# SPSS from two - to one tailed test

If any of you would like to confirm if my understanding is correct or wrong,
I will be most grateful.

I have done an independent-samples t-test (two-tailed),
for difference between women/men how they see their own skill sett.

In short:
group women,n 76: mean 3,20 - std .980
group men,n 21: mean 3,71 - std .956

df= 95 sig.level set to 0.05

t= - 2.150 sig. (2-tailed) 0.034

(critical value= -1.98 to 1.98)

statistics significant difference between men and women ...
I reject the null hypothesis.

I am going to find out the the results for a one-tailed
test which SPSS do not check for.

H0: There is no difference in drivingskills between women and men.
H1:Women have lower driving skills then men.

I have understood that the principle is the same, but I have to
first be clear on the direction, which is negative (group 2 have a higher mean).
Then I need to divide the significant in 2 which was -2.150/2=-1.075.

The area at 0.05 with 95 df one-tailed test in the
"students distribution" shows me about -1.661.

I conclude therefore that I must accept the null hypothesis
when doing a one-tailed test (since I have the number - 1,075)

Am I very lost here or have I understood it and done it correctly?
(She said with hope).

Thank you.

• The $p$-value for the hypothesis $H_{a}:\mu_{\text{Women}}<\mu_{\text{Men}}$ vs. $H_{0}:\mu_{\text{Women}}\geq\mu_{\text{Men}}$ is about $0.034/2\approx0.017$. So you have evidence against the null hypothesis.
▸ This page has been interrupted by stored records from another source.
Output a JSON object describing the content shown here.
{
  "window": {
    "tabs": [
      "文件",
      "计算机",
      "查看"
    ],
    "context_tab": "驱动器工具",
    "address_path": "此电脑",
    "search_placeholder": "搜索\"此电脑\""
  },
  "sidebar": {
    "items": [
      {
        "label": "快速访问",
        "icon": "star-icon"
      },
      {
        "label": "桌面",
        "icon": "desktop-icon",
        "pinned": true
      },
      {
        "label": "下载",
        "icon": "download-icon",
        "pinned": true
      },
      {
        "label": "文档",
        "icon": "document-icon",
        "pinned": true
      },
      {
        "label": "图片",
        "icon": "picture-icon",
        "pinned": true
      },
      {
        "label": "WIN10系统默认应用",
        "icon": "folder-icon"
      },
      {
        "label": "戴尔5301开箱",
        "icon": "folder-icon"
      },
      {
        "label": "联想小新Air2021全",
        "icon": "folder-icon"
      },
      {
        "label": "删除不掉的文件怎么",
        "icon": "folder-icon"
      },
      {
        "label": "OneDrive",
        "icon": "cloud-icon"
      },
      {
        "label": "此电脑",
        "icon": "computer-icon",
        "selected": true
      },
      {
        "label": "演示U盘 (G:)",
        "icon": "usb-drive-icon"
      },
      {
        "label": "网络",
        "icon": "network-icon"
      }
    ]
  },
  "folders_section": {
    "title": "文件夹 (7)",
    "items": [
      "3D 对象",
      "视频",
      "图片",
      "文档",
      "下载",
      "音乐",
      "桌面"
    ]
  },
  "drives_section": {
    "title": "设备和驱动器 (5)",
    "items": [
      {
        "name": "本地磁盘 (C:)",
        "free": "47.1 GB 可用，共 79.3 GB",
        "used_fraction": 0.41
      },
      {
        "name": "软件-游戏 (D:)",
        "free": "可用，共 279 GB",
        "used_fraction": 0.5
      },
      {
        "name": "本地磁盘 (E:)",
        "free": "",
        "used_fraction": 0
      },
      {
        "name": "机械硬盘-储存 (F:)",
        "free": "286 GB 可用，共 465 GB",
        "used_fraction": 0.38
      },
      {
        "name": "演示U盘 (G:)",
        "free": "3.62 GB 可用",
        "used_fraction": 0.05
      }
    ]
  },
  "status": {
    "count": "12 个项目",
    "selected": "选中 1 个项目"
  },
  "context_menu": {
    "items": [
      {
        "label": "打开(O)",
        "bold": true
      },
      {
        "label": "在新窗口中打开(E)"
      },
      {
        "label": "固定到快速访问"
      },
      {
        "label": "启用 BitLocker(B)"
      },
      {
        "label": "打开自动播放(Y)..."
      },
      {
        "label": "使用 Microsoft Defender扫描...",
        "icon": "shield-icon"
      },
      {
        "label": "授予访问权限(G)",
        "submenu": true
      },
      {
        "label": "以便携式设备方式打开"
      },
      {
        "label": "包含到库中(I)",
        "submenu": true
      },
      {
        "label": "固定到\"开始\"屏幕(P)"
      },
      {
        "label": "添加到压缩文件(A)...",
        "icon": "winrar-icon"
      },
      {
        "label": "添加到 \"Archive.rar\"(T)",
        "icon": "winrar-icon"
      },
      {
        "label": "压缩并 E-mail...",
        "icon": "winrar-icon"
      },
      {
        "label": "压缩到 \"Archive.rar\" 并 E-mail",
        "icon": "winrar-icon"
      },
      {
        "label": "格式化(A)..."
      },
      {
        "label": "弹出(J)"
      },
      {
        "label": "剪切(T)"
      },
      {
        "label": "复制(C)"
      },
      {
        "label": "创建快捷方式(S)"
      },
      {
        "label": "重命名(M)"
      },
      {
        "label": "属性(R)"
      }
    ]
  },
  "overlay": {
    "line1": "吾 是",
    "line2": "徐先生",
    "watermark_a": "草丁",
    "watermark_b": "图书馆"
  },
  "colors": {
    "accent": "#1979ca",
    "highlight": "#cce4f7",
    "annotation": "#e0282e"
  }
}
But could you explain what you hope to achieve with this? Normally, you decide before the analysis whether you do a two-sided or one-sided test – COOLSerdash Sep 17 '13 at 13:56
• No, since this are questions from my previous exam which I did not do well at all. So I am working through it to learn and get better (I do not have the opportunity to go to lectures, so to get feedback here is really valuable for me). – Heta Sep 17 '13 at 14:23
• Thank you very much for your respond. My english is not perfect as well .. I did not mean no regarding achievemt ... but as you see above. Thanks again. – Heta Sep 17 '13 at 14:32
• Thanks a lot Heta for your comments. Please add the self-study tag in the future whenever the question is about homework or exams. That will help us to give you the right answers. Thanks. – COOLSerdash Sep 17 '13 at 14:38
• Thank you again. I did not know about the self-study tag. I will do that. – Heta Sep 17 '13 at 14:46

You should be dividing the $p$-value (0.034) by two, not the $t$-value.

• I select, and Thank you very so much! That mean when I check in "students ..." that also the one tailed test is significant. One question if you may: the way I have written the one tailed test H1 , is that correct? - Women have lower driving skills then men. I was first thinking to write: H1 Men have better driving skills then women. in writing. (Or maybe this is just artistic logic) – Heta Sep 17 '13 at 14:08
• I do not have a enough rep to select yet.Sigh – Heta Sep 17 '13 at 14:10
• You don't have enough rep to vote, @Heta. Click the check mark below the vote total to accept. You can always accept an answer to your own questions no matter what your rep is. – gung Sep 17 '13 at 14:20

As the two-sided test splits the critical region in two halves, there will always be a mirror region on the side the data did not point towards. It is therefore more likely that a one-sided test will be significant than a two-sided tests (given that you are correct about the direction of the test).

In practice, diviing the obtained p-value is the correct way to go, as the t-value does not change based on the directionality of the hypothesis.

Just some clarifications:

1) Be careful about your hypotheses: The test is a test for difference of population MEANS.

"There is no difference in drivingskills between women and men." does not reflect this accurately. You could say: "The mean of the measure of driving skill is the same in the populations of men and women". Many textbooks are very lax in allowing all sorts of statements here, but the statistical test is solely testing the sense stated.

2) Be careful about the statement "accept the null hypothesis". While this was routinely used by Neyman and Pearson, many modern-day instructors teach not to use it and use "fail to reject H0" instead. Some reasons: The study might be underpowered, failure to show an effect does not directly allow statements about the vaildiity of hypotheses etc.